Pohl’s order doesn’t instruct the prosecution to make the communications public. Rather it orders the chief prosecutor, Army Brig. Gen. Mark Martins, to catalogue and turn over the documents to Pohl’s office, without reading them.
In June, the ICRC argued at the Guantánamo war court that their contacts ought to be untouchable to maintain the ICRC’s independent ability to engage governments on prison conditions the world over.
“The ICRC goes places, to places of conflict that no one else can go to,” said attorney Matthew MacLean. “We visit and speak to people that no else can speak to.”
In a statement emailed to the Herald, spokeswoman Anna Nelson said, “The ICRC takes note that Judge Pohl did not find an absolute privilege of non-disclosure under U.S. law for ICRC materials. However, his decision does not mean that ICRC information is unprotected nor does it result in a public release of this information.
“Judge Pohl has undertaken to review the material in camera, under seal, which the ICRC views as an indication of the seriousness with which the Military Commission is treating it. “
The 9/11 case prosecutors had argued the ICRC was entitled to confidentiality and offered to review the documents, a proposal the ICRC rejected.
Pohl will review and search for information that is relevant to the defense, then decide what — if anything — to turn over to defense teams.
If he, as judge, “decides disclosure of the ICRC reports is necessary based on relevancy and materiality,” Pohl wrote, he will deem them “protected” as “unclassified discovery material where disclosure is detrimental to the public interest.”
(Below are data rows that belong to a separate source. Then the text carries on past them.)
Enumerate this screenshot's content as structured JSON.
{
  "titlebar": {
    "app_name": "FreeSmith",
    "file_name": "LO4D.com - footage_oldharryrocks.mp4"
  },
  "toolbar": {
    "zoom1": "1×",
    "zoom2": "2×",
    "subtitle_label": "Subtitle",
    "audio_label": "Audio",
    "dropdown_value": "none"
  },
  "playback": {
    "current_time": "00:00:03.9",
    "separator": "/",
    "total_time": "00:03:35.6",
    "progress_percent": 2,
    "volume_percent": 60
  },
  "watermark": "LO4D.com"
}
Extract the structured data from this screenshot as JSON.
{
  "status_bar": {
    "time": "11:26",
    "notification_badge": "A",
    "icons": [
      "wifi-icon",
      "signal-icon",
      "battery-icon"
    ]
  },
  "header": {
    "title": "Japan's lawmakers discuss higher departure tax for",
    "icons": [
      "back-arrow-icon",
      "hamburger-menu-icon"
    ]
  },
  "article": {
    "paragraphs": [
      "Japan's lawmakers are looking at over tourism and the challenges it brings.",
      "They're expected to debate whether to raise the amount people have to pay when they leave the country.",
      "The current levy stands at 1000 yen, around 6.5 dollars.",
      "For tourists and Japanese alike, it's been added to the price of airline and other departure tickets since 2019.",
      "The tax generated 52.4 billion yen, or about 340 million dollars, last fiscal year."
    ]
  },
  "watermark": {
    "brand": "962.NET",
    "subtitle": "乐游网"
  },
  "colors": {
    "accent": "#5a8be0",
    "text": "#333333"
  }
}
Navy Cmdr Walter Ruiz, defending Saudi accused Mustafa al Hawsawi, called the ruling “tremendously significant,” particularly the portion where the judge found: “The Commission does not recognize an ICRC absolute privilege under the laws of the United States or the rules of discovery governing this proceeding.”
The Pentagon had no immediate response. It was unclear whether, under the rules for war court prosecutions, the government could file an interlocutory appeal.
The next pretrial hearing at Guantánamo in the 9/11 case is scheduled for Dec. 16-20. The soonest jury selection could start is in January 2015.